I am writing this review of Tom Waits on Tom Waits in the middle of a seedy, weedy garden with a cheap assed Casio Keyboard, a guitar with broken strings, sitting in a lawn chair that has seen better days and was trailer park chic when it was new. I am wearing a beat to shit, worn out, never-did-fit pair of black slacks tailored by the Salvation Army Band; Sans-A-Belt’s best polyester. A Permanent Wrinkle Shirt with string tie — knot the size of a pistachio — an old black blazer and wearing a “stomped on by everybody that I ever pissed off in a shady bar” stingy brim Stetson hat. My kicks are Stacey’s. Cheap sun glasses. I haven’t washed my hair in a week in preparation. There is scotch whisky in the coffee cup.The review will last as long as the battery in the laptop. You have to set the mood when you talk about Tom Waits and this book. When it comes to Tom Waits, you either get it, or you don’t. There is no in-between.
The Daily Telegraph calls him: “the greatest entertainer on Planet Earth.” He’s labeled himself “a rumor in his own time.” He’s been called a street poet, but get’s mad if you call him a poet. He describes his lyrics as an improvisational adventure or an “inebriational” travelogue. At his darkest he becomes a seedy slathering of organic word ooze that nails your attention span to the wall and keeps it there. He’s the perfect sound track for a film noir. Maybe a black and white porn film shot on 8mm. He’s a professional enigma.
The uninitiated and the hip are never sure whether they are being engaged by a brave and daring artist or if they are witnessing the biggest con job in rock history. With a voice like a bulldozer that needs a ring job, articulated by a drunk on the moon derelict who mutters and slurs his way through a “stream of semiconsciousness,” rich in metaphor, spiced with irony, and stirred with a spoon made of sarcasm. It’s a voice that makes Louis Armstrong sound like Pavarotti. It’s a voice marinated in whiskey and cigarettes and strained through the American night. It’s a voice that has lipstick on it’s collar and blood stains on it’s knees. It’s a voice that uses parking meters as walking sticks and does the inebriated stroll. It’s a voice that caught a ride hitchhiking with Jack and Neal telling stories about some whorehouse in Seattle.
His lyrics are hipster-hobo, with self proclaimed influences from James Brown, Ray Charles, Louis Armstrong, Hoagy Carmichael, Charles Bukowski, Mark Twain. Allen Ginsberg, Howlin’ Wolf and the tin pan alley song writers. He was clearly listening to some carny hucksters, some pool shooting shimmy-shysters, and cats yowling in dark alleys. Tom Waits was born in Pomona, Calif. in 1949. December 7th. Pearl Harbor day.
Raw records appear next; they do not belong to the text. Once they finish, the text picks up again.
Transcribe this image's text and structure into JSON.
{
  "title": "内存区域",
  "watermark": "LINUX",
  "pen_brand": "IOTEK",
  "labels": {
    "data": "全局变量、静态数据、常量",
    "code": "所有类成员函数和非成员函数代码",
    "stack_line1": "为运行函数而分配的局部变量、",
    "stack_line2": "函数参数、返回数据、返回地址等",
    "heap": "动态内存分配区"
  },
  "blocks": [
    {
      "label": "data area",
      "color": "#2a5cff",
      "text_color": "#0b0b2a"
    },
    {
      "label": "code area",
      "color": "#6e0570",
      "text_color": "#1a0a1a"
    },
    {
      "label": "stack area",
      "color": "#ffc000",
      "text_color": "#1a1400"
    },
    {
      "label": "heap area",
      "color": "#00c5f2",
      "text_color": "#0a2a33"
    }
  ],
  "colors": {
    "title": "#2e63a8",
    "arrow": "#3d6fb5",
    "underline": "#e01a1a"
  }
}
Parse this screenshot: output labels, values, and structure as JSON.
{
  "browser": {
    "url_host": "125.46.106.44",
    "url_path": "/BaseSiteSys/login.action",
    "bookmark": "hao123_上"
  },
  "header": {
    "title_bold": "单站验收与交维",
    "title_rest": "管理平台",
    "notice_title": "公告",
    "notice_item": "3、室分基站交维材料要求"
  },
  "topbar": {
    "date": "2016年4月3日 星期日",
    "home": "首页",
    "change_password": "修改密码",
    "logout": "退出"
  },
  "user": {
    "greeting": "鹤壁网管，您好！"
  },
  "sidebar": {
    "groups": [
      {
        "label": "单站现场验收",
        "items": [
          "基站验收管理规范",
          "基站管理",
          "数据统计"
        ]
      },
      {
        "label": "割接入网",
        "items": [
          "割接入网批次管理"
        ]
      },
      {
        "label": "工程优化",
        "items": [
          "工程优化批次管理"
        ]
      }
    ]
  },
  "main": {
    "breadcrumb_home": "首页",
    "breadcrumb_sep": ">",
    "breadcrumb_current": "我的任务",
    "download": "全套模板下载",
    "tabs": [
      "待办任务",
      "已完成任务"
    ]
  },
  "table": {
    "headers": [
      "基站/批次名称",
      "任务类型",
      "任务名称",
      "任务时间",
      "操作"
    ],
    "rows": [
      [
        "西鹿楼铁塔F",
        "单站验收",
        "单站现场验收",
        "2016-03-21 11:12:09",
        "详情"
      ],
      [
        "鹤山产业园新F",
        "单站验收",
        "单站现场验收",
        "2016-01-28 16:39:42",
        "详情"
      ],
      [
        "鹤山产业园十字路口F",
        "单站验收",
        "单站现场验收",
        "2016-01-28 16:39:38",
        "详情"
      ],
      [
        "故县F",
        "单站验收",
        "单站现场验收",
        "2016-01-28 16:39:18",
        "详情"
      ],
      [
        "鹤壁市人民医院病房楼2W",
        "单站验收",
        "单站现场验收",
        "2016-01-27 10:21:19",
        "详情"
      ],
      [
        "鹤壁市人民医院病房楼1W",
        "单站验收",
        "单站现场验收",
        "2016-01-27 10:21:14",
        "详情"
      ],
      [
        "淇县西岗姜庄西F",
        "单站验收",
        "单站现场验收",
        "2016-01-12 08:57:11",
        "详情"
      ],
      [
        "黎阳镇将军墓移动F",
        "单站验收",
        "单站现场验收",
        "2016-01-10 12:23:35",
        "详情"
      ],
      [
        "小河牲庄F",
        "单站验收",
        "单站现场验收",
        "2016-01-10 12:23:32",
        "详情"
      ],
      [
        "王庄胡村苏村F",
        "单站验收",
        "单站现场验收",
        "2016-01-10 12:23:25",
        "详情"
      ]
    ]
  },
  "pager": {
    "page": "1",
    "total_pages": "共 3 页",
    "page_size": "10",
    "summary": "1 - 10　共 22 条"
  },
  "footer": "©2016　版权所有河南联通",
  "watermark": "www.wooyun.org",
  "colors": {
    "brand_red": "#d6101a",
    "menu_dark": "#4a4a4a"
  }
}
He says he was born at a very young age. He had a pretty normal childhood… or he was a pretty normal child hood, depending on the interviewer. He says he worked delivering pizzas, as a doorman at a strip club, and as a theater ticket taker, but he also says he was a labor organizer in a maternity ward. He rotated tires on miscarriages.